This is the second post in a series about hearing musical time. In “Hearing Musical Time,” we explored the ways in which drummers shape and texture musical time. I used the image of a wheel. Perfectly even time, such as produced by a drum machine, might be pictured as a perfectly round wheel. Human drummers, however, tend to push some beats forward and lay others back, which shapes the wheel differently. The sounds of the drum set give texture to that shape, sharpening or blurring its effect on the music.
When we speak of a drummer’s feel, we are speaking of these elements. In this post, I’d like to compare three drummers for Bruce Springsteen—Vini Lopez, Boom Carter, and Max Weinberg. These drummers present an interesting case study because each played with Bruce during a relatively short stretch of his career, from 1973-1975, and each made profound difference on Bruce's sound.
Example 1 — Vini Lopez on "Rosalita"
Vini Lopez was the first E-Street Band drummer. His nickname, “Mad Dog,” is an apt description of his drumming. His wheel is anything but round.
In the first seconds of this track, you can hear how uneven the time is. The band can barely get out of the introduction together and takes about 15 seconds to settle into a groove. He punctuates his time with lots of kick-drum beats and snare drum diddles, all of which call attention to the misshapen wheel.
But lest anyone think this detracts from the song, Vini’s manic sense of time and the pushing and pulling it produces is essential to the track’s youthful energy! Because of Vini, the band fishtails as it takes each turn, swerves across the median and then over to the shoulder of the road. You can almost hear the sirens behind them.
As with any musical choice, one can’t speak in terms of right and wrong, only in terms of tradeoffs. In terms of even versus uneven time . . .
Notice that Vini’s time lines up perfectly with Bruce’s album title, The Wild, the Innocent & the E Street Shuffle. When Vini left the band, Bruce’s sound became more assured; it never sounded as wild and innocent as when Vini was behind the kit.

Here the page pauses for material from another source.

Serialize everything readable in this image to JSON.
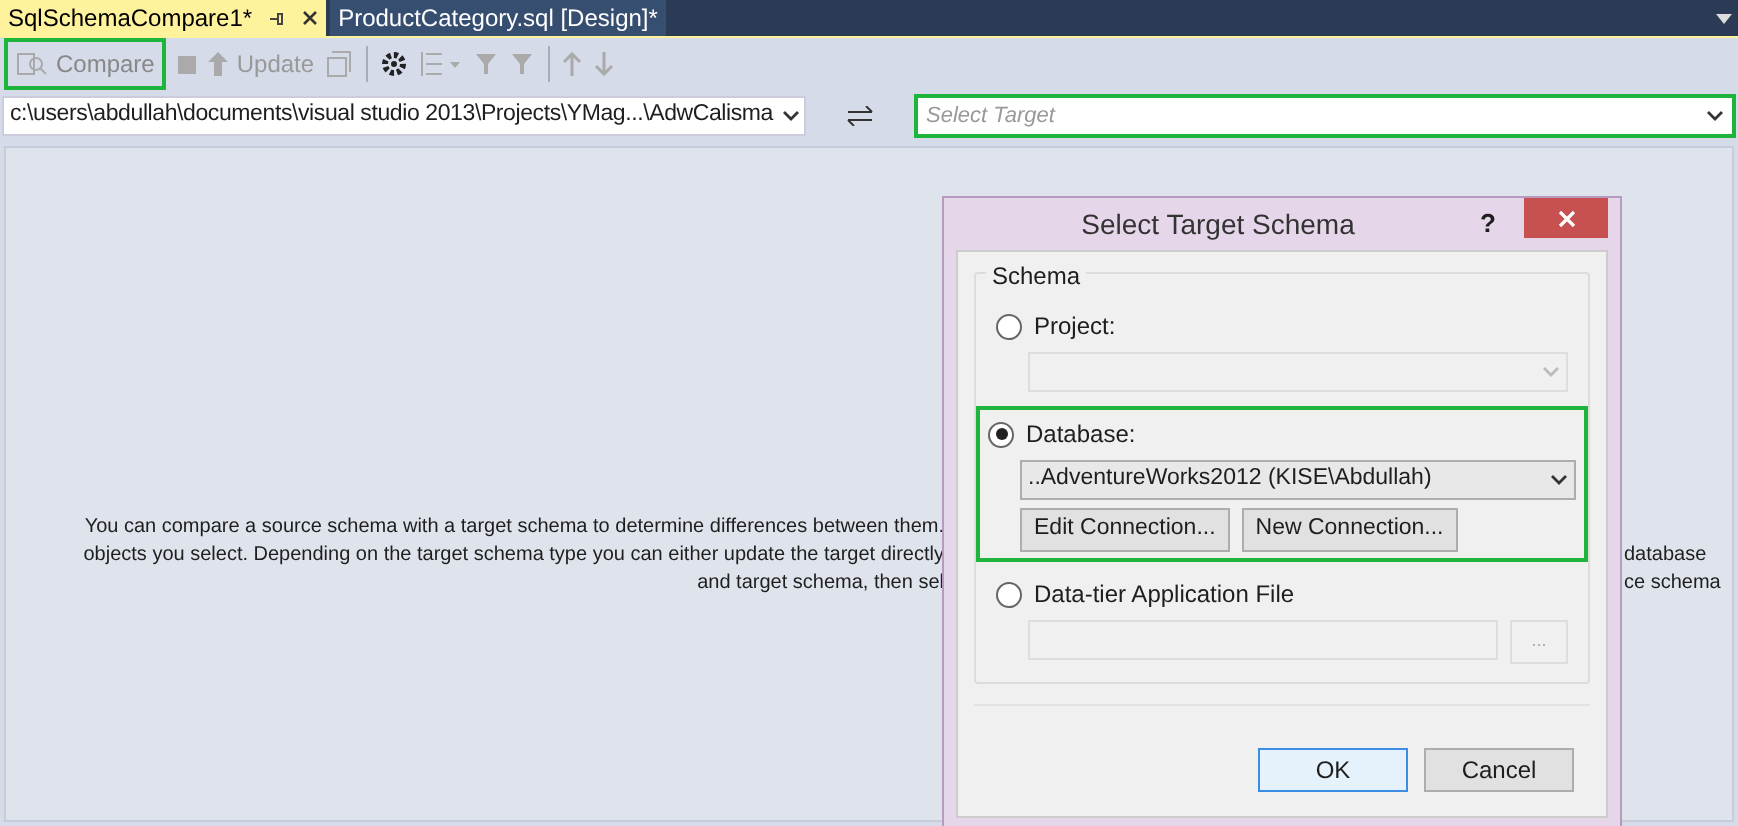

Example 2 — Boom Carter on "Born to Run"
“Born to Run” sounds bigger than any other song on the album of the same name, and the decisive element may be Boom Carter’s drumming. Of the three drummers in this comparison, his time is the most even, the roundest.
Because the drum feel is rounder, we actually pay less attention to the drums and more attention to Bruce. (Whereas, were it shaped otherwise, our ears would be drawn to the idiosyncrasies of the feel and thus the rest of the band.) More than any other song on the album, perhaps in his entire recorded output, “Born to Run” presents an iconic Bruce. On “Rosalita” Bruce sounds like a comer; on “Born to Run,” he comes across as star, a rebel heartthrob. The roundness of the Boom Carter’s drum feel lets the song roll out before him like a wide-open and smoothly-paved road, and Bruce knows just what to do with it. This is a Bruce with higher production values. He is not so innocent anymore.
Example 3 — Max Weinberg on "Jungleland"
The drums enter at 1:50, and now we’re hearing Max Weinberg. Max’s time is not as round as Boom Carter’s and not as wildly misshapened as Vini’s. But Max’s feel does not lie at the midway point between those two. He’s off to the side. His drumming exudes a certain muscularity, a sense of sweat and effort that wonderfully evokes the struggles heard in the lyrics. The flavor of Max’s drumming has a lot to do with Bruce’s subsequent musical identity.
Compare the clunky tension of “Jungleland” with the relative smoothness of “Born to Run,” and consider what each song might have lost had the drummers been switched. Max’s rendering of “Born to Run” might have lacked the easy roll and widescreen hugeness that Boom brought to the song, and Boom’s rendering of “Jungleland” might have lacked the drama that Max gives it.
Finally, remember that each drummer is working with and against Bruce’s own sense of time, which is not so round. Indeed, his singing and guitar playing, like Max’s drumming, evoke the effort-filled lives depicted in his songs. Listen to his solo performance of “Atlantic City” and see if you don’t agree. In the very feel of his strumming and singing, you can hear the uphill battle facing the song’s protagonist.
Thank you for reading. The next post will consider examples of non-drummers shaping time.